_ASSIGNMENT_: Where a line in the records holds "Passed", count it once; return only the final number.

_EXERCISE DATA_:
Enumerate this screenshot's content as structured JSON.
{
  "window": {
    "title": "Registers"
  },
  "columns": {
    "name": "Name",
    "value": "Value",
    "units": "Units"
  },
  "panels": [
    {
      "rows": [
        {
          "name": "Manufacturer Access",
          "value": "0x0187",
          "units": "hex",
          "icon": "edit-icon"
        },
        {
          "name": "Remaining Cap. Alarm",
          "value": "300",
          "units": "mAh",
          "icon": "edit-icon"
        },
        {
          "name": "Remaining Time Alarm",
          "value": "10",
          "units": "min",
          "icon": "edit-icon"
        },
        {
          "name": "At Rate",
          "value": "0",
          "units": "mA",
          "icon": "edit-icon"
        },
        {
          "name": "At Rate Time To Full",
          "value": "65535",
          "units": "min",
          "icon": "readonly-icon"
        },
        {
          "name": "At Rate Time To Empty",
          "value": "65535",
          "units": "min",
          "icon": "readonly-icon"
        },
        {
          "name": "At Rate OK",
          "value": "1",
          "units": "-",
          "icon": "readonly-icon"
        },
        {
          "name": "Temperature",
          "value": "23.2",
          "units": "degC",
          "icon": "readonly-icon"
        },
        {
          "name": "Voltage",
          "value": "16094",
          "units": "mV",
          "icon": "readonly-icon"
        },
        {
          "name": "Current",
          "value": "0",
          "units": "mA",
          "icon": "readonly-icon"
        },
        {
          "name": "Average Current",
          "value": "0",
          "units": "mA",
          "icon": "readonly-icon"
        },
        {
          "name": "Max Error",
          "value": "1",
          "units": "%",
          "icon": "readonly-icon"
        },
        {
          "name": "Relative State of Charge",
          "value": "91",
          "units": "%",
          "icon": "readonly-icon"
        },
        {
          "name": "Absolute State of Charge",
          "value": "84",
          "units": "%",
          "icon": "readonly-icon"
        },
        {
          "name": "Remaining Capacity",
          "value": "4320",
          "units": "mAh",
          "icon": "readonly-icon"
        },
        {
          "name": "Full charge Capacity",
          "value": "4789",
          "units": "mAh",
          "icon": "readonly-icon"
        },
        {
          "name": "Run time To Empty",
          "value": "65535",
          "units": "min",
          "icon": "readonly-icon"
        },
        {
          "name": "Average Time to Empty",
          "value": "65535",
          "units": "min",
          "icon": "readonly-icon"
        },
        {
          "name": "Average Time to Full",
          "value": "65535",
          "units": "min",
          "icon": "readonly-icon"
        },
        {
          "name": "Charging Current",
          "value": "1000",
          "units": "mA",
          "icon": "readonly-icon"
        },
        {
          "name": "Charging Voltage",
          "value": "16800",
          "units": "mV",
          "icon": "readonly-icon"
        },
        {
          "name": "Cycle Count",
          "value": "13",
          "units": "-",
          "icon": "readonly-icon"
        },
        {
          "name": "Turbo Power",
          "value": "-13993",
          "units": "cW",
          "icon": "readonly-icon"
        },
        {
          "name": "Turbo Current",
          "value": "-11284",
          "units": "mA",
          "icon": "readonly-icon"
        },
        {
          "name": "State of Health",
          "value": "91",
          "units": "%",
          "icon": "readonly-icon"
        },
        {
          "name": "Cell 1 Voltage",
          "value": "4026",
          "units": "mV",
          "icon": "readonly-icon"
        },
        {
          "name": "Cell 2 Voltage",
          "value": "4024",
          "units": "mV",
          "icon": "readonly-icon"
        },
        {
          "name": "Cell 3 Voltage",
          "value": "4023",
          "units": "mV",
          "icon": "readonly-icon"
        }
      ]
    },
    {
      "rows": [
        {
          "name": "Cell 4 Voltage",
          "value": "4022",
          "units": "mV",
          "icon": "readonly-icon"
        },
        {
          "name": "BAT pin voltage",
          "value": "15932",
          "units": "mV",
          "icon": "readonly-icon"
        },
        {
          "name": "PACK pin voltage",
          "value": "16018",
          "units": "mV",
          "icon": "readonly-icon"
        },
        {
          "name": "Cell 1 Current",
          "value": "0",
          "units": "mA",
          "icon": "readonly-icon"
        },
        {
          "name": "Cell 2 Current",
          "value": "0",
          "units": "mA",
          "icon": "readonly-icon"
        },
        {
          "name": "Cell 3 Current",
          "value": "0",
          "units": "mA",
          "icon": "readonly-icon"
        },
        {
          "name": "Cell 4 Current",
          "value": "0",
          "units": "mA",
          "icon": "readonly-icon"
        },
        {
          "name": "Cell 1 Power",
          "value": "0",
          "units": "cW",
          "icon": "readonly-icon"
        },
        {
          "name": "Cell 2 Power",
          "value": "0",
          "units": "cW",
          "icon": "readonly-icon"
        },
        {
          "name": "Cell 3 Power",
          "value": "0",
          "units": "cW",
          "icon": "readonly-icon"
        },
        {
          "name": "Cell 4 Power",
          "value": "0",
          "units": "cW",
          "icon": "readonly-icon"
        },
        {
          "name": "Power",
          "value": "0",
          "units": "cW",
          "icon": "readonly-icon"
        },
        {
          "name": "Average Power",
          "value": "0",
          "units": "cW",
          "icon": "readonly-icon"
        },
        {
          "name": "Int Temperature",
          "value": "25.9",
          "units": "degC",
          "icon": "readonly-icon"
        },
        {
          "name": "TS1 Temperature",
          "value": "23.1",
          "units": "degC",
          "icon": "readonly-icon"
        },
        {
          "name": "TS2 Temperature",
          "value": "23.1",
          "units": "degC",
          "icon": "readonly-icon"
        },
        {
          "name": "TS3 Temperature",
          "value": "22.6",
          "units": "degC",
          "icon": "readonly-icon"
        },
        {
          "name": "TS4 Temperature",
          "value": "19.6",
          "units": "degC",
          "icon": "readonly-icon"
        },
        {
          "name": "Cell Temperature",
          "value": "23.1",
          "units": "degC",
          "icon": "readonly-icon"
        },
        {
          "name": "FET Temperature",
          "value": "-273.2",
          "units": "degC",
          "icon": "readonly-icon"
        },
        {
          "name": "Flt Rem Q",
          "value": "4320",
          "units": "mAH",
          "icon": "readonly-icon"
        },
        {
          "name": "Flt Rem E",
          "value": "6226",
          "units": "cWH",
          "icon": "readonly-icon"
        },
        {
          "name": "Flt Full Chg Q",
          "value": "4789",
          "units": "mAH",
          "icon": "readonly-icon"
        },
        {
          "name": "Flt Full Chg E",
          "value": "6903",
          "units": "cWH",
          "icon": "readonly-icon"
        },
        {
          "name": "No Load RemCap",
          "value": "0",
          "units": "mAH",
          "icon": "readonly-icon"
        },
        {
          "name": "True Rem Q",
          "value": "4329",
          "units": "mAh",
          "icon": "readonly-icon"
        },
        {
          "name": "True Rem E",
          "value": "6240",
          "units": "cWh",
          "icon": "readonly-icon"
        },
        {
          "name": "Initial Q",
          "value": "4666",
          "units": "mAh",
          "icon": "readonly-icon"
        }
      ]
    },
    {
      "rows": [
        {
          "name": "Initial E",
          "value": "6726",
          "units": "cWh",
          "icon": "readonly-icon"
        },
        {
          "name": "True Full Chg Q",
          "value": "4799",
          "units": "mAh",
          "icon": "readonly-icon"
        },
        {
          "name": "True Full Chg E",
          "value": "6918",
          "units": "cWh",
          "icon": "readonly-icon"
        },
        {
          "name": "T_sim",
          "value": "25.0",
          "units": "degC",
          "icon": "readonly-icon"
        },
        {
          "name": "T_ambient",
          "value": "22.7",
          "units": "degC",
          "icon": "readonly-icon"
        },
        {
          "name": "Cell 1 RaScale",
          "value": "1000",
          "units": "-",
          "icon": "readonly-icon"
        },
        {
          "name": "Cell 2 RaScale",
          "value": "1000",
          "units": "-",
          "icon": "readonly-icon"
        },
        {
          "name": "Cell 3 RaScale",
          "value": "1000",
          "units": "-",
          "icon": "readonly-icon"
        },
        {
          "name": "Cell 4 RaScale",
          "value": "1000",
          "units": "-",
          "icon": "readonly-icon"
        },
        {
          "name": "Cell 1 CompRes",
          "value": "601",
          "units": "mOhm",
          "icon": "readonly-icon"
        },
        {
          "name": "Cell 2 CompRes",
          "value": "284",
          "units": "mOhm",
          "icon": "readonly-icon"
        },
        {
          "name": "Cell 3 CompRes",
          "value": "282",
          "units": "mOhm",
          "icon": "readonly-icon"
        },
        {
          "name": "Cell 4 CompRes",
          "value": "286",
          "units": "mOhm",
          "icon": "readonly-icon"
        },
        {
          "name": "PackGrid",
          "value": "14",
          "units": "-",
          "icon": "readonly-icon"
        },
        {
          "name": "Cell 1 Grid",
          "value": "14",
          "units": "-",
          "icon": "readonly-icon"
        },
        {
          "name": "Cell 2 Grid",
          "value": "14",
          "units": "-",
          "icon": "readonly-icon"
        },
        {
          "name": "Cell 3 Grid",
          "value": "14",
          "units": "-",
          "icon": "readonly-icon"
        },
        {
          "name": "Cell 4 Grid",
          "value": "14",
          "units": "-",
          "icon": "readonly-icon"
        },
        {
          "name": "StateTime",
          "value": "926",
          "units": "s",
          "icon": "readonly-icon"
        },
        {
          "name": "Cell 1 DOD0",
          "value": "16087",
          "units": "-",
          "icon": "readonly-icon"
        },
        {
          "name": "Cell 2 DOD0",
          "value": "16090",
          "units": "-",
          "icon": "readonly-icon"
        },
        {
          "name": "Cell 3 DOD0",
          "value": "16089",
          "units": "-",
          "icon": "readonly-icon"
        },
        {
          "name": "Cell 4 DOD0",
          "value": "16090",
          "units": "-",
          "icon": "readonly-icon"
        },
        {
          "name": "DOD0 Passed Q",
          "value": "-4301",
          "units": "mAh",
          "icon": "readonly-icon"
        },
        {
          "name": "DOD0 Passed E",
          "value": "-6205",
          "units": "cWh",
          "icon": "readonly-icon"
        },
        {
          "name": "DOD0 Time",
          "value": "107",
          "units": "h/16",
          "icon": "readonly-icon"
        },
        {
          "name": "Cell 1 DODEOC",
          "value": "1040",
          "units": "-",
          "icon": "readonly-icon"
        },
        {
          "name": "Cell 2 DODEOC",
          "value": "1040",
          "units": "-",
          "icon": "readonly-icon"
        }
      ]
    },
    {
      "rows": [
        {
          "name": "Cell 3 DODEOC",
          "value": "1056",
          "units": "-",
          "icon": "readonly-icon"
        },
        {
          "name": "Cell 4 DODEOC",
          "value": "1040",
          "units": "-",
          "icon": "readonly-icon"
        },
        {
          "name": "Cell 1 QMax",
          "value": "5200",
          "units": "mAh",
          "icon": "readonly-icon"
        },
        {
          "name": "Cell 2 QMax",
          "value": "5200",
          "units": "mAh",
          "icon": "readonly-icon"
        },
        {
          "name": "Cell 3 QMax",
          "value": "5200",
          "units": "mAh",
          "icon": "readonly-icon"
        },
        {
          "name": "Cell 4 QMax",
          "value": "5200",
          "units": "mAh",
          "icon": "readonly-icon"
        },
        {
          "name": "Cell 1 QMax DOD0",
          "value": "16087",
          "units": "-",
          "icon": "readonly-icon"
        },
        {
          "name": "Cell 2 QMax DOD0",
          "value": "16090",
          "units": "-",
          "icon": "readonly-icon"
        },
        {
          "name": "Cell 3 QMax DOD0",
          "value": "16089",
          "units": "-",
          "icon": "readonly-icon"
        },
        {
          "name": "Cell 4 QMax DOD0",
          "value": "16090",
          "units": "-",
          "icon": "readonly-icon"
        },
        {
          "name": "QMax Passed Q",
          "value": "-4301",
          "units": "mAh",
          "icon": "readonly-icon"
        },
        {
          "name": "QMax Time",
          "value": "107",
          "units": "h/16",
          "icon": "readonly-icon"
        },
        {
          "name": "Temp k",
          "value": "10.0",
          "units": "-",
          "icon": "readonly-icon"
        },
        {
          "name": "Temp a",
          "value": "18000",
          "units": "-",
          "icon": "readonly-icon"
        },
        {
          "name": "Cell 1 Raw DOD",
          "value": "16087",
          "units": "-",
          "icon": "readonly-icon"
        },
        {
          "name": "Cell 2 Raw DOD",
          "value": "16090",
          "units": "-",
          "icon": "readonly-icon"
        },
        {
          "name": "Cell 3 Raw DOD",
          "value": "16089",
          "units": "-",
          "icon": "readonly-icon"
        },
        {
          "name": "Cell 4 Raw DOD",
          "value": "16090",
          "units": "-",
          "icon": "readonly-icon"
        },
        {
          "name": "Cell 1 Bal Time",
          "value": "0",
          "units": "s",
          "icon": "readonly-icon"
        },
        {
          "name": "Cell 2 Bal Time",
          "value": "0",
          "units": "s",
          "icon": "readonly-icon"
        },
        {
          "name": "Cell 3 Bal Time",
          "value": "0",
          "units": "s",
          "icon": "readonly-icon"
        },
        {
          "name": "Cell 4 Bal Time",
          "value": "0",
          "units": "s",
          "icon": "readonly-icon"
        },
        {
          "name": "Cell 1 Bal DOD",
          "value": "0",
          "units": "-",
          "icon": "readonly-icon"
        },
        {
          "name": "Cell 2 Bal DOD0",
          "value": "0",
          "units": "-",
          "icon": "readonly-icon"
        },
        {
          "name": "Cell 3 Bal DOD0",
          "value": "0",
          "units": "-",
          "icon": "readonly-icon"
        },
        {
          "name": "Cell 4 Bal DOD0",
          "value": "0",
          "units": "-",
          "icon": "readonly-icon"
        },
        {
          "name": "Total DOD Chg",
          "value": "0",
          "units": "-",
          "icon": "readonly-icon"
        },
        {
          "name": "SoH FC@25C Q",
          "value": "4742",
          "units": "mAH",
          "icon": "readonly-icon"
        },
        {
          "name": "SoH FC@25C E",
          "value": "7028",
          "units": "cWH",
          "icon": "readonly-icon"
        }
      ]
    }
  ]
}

_OUTPUT FOR THIS TASK_: 3